### REQUIREMENT
Copy every entry precisely.

(Stored items)
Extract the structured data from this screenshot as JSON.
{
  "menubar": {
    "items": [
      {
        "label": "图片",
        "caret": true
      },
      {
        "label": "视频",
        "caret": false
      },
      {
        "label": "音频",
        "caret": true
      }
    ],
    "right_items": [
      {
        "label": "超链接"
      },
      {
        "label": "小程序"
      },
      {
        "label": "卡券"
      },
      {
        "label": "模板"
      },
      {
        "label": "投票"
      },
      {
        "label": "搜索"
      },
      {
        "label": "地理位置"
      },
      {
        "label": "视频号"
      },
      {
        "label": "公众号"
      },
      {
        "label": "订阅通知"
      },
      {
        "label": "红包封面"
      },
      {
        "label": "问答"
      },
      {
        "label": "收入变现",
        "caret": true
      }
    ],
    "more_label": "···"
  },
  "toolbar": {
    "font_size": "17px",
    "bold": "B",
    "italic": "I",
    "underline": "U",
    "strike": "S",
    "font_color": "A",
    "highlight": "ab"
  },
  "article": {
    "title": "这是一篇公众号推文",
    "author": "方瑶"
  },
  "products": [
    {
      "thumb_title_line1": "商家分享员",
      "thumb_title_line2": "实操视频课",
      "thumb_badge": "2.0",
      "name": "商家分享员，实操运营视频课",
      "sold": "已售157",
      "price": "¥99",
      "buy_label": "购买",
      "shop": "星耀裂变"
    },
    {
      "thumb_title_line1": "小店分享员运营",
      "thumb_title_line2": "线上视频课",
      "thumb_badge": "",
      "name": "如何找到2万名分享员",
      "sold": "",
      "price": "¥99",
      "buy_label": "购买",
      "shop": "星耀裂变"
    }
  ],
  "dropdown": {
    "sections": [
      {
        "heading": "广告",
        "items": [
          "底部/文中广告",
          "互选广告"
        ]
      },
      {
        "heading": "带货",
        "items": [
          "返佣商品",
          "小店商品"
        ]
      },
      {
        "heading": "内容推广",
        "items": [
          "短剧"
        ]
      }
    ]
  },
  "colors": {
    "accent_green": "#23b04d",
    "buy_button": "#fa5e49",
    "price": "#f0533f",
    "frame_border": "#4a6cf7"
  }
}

### ANSWER TO THE PROBLEM
Extract the structured data from this screenshot as JSON.
{
  "menubar": {
    "items": [
      {
        "label": "图片",
        "caret": true
      },
      {
        "label": "视频",
        "caret": false
      },
      {
        "label": "音频",
        "caret": true
      }
    ],
    "right_items": [
      {
        "label": "超链接"
      },
      {
        "label": "小程序"
      },
      {
        "label": "卡券"
      },
      {
        "label": "模板"
      },
      {
        "label": "投票"
      },
      {
        "label": "搜索"
      },
      {
        "label": "地理位置"
      },
      {
        "label": "视频号"
      },
      {
        "label": "公众号"
      },
      {
        "label": "订阅通知"
      },
      {
        "label": "红包封面"
      },
      {
        "label": "问答"
      },
      {
        "label": "收入变现",
        "caret": true
      }
    ],
    "more_label": "···"
  },
  "toolbar": {
    "font_size": "17px",
    "bold": "B",
    "italic": "I",
    "underline": "U",
    "strike": "S",
    "font_color": "A",
    "highlight": "ab"
  },
  "article": {
    "title": "这是一篇公众号推文",
    "author": "方瑶"
  },
  "products": [
    {
      "thumb_title_line1": "商家分享员",
      "thumb_title_line2": "实操视频课",
      "thumb_badge": "2.0",
      "name": "商家分享员，实操运营视频课",
      "sold": "已售157",
      "price": "¥99",
      "buy_label": "购买",
      "shop": "星耀裂变"
    },
    {
      "thumb_title_line1": "小店分享员运营",
      "thumb_title_line2": "线上视频课",
      "thumb_badge": "",
      "name": "如何找到2万名分享员",
      "sold": "",
      "price": "¥99",
      "buy_label": "购买",
      "shop": "星耀裂变"
    }
  ],
  "dropdown": {
    "sections": [
      {
        "heading": "广告",
        "items": [
          "底部/文中广告",
          "互选广告"
        ]
      },
      {
        "heading": "带货",
        "items": [
          "返佣商品",
          "小店商品"
        ]
      },
      {
        "heading": "内容推广",
        "items": [
          "短剧"
        ]
      }
    ]
  },
  "colors": {
    "accent_green": "#23b04d",
    "buy_button": "#fa5e49",
    "price": "#f0533f",
    "frame_border": "#4a6cf7"
  }
}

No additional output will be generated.